and hence the camps will be the last stage. Then the Court
will see what was done at Chelmno in this operation to cover
up the traces.

Judge Halevi: But in Hungary there was no reason to remove

Attorney General: I wouldn’t say that. There were very many
people who perished in the camps while waiting for the
various transports.

With the Court’s permission I shall now submit a number of
documents and thereafter I shall produce witnesses bearing
on the question of the Litzmannstadt Ghetto – in Lodz. The
first document is a letter addressed to Eichmann from a man
by the name of Hoeppner. Our number is 1410. The man writes
“Lieber Kamerad Eichmann.”

Presiding Judge: This will be T/219.

Attorney General: He writes from Posen on 16 July 1941: “Re:
Solution of the Jewish Problem. In paragraph 1 he talks of
300,000 Jews of the Warthegau waiting in the camp.
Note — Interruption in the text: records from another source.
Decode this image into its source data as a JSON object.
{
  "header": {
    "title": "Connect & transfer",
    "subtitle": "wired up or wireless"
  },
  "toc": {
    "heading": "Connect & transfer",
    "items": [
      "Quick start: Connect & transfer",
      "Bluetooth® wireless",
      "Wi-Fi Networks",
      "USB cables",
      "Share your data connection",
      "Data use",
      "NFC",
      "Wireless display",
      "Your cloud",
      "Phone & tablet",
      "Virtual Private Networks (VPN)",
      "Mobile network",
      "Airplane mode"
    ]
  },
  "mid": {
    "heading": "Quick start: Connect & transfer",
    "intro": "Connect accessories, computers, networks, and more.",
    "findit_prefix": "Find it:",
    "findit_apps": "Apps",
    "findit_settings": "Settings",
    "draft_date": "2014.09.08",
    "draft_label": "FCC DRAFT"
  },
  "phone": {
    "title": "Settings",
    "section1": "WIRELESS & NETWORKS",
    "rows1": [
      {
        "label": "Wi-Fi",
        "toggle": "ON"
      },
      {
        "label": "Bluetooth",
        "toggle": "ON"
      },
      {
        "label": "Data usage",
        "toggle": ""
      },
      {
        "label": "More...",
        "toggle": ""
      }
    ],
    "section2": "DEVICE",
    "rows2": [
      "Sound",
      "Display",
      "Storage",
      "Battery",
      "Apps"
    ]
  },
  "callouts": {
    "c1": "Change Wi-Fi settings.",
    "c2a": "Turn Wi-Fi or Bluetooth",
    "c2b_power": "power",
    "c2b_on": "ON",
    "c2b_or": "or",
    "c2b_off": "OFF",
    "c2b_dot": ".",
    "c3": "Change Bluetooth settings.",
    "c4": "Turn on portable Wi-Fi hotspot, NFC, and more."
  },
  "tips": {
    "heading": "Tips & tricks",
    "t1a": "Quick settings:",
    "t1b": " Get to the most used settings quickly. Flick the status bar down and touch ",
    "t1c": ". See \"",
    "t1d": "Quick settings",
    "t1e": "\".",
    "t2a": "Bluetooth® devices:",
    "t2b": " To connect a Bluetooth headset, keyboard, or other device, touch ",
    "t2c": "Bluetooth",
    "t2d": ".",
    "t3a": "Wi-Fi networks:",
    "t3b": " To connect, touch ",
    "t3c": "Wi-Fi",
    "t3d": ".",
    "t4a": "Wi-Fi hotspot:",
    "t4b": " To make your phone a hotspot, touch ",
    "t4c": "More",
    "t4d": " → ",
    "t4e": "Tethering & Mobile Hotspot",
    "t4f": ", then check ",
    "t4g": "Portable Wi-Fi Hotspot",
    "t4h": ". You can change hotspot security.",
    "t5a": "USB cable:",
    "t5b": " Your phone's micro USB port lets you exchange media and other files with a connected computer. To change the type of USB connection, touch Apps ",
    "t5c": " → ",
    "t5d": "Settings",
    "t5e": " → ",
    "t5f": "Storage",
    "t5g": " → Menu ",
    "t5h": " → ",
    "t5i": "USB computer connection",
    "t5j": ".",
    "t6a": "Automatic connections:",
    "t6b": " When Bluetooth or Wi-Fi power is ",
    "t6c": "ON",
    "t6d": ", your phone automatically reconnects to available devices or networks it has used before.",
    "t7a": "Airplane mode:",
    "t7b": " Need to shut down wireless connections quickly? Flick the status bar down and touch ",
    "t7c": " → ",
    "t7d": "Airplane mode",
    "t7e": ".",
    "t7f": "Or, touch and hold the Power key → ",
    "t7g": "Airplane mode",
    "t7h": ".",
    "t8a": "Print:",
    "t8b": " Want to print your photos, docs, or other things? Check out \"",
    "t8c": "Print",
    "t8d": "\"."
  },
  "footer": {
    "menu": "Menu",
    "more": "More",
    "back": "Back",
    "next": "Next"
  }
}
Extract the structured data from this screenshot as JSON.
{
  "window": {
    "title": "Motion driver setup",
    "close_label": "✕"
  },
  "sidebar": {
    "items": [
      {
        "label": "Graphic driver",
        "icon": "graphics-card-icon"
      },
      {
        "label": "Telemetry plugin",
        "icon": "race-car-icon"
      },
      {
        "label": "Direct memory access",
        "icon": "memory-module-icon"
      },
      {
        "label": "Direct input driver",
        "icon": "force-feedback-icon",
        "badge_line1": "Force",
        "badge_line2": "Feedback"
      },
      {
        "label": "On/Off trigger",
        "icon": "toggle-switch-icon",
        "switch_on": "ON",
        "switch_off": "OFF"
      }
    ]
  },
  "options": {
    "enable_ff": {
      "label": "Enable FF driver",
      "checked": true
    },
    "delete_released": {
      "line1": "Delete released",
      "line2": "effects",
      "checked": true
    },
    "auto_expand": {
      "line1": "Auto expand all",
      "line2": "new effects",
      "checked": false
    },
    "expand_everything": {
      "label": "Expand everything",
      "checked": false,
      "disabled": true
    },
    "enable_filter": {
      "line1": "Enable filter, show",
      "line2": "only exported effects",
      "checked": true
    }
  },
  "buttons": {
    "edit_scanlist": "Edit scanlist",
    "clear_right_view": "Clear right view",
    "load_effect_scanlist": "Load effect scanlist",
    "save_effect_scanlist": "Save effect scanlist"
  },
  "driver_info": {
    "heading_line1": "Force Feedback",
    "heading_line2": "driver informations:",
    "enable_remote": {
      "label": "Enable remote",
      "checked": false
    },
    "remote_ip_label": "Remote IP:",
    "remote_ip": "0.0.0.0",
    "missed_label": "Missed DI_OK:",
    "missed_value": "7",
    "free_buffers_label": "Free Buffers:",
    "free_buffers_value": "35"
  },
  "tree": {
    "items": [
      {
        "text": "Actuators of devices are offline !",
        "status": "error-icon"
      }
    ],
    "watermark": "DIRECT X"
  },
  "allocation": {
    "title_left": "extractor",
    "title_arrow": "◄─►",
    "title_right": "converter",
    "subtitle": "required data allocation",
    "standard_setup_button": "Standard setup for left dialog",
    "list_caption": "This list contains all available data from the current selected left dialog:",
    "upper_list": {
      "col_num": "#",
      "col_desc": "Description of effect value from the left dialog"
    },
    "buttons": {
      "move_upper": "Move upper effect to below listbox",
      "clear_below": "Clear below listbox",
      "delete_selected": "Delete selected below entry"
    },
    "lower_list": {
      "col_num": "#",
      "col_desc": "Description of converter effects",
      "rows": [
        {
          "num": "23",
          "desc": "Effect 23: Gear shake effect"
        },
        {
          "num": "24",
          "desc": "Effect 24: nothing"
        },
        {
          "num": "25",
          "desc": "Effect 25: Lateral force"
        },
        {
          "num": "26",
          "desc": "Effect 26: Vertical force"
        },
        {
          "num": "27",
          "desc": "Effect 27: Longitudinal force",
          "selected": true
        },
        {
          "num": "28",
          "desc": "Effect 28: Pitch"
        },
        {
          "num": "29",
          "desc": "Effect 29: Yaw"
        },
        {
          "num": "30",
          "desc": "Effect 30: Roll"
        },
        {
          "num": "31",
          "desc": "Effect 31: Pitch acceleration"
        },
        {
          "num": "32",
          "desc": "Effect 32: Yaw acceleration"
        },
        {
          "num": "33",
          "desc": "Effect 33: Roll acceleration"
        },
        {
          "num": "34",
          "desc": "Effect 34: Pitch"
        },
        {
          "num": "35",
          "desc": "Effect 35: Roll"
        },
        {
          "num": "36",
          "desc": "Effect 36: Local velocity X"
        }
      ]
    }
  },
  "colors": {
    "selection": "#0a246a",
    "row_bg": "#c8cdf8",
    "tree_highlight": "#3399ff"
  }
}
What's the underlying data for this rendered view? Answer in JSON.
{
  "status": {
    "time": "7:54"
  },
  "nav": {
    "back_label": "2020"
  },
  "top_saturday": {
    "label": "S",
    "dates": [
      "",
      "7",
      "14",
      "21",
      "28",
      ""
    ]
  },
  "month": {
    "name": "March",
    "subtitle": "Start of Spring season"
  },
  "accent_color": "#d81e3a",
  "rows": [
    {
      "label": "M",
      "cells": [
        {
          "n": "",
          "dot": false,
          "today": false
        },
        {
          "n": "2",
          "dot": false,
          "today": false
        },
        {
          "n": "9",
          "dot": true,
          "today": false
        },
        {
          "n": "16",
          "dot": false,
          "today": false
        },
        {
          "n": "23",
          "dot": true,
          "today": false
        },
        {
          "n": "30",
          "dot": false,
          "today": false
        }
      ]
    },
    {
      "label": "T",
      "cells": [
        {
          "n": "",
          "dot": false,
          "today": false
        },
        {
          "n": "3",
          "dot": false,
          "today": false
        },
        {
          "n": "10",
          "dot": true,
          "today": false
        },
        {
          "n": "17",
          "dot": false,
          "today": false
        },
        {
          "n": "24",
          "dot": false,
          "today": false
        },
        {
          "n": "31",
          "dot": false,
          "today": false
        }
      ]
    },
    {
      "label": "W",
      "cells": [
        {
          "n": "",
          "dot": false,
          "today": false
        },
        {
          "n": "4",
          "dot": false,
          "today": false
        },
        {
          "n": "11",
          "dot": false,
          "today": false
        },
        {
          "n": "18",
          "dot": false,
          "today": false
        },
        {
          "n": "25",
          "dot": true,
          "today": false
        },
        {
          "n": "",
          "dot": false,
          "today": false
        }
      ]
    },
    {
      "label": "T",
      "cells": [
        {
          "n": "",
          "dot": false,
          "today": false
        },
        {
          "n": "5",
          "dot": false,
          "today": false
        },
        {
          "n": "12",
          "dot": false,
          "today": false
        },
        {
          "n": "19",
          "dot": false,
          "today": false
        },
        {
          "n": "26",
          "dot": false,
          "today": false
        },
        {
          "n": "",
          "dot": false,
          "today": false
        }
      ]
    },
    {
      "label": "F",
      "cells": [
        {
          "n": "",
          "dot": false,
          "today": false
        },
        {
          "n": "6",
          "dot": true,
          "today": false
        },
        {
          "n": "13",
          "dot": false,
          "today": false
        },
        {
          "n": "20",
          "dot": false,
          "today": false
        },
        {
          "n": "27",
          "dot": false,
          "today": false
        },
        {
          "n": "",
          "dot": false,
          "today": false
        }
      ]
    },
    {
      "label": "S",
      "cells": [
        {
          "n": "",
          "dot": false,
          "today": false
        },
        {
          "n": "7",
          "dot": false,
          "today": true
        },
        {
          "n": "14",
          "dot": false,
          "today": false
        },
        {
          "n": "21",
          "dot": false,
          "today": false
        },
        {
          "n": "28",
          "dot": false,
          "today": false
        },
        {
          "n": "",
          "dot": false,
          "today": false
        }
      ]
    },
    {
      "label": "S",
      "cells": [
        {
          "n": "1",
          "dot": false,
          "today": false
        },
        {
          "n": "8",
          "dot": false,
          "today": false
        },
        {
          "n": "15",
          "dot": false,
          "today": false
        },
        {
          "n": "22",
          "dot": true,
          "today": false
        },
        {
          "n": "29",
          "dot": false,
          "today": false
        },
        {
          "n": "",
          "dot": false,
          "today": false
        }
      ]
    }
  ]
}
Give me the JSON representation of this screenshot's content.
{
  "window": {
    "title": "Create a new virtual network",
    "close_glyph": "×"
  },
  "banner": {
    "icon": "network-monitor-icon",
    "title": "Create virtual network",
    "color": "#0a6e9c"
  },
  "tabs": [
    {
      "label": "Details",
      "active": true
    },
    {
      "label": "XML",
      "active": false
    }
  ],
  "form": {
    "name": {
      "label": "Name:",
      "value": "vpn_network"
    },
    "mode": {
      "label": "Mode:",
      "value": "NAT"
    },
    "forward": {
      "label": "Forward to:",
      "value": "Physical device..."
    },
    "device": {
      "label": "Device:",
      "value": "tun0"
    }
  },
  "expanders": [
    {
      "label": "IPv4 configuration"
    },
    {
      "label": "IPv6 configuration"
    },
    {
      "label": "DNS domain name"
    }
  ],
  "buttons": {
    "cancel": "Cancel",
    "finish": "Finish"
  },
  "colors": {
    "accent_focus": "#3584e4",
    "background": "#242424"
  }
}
In
paragraph 4 he talks of the fact that a danger exists that
it would no longer be possible to supply food to the Jews,
and hence it should be considered whether the most humane
solution would not be to liquidate the Jews by some kind of
rapid-action measure. At any rate, he says “it would be more
pleasant (“waere doch angenehmer”) than to watch them dying
of starvation.”

In paragraph 5 the man seeking the humane solutions suggests
that the Jewish women should be sterilized so that in this
generation the Jewish Question could be finally solved.

Judge Halevi: Where were these discussions, the discussions
in the Office of the Reich Representative
(Reichsstatthalterei) – what is that?

Dr. Servatius: I should like to ask where the name Hoeppner
comes from? I have not found it in my document.

Presiding Judge: Where does it actually come from?

Attorney General: Your Honour, we think this was so, since
he was the man who handled questions of removal of the
population on behalf of the Accused, in that region.

Judge Halevi: Where did he reside?

Attorney General: In Poznan. If it was not Hoeppner, we
shall be glad to hear from the Accused who it was.

Presiding Judge: We see here “Hoe.”

Attorney General: Yes.

Judge Halevi: What is Reichsstatthalterei?

Attorney General: That was the provincial authority in

Dr. Servatius: There is also the name Hoefle which is of
some importance.

Last-Modified: 1999/10/10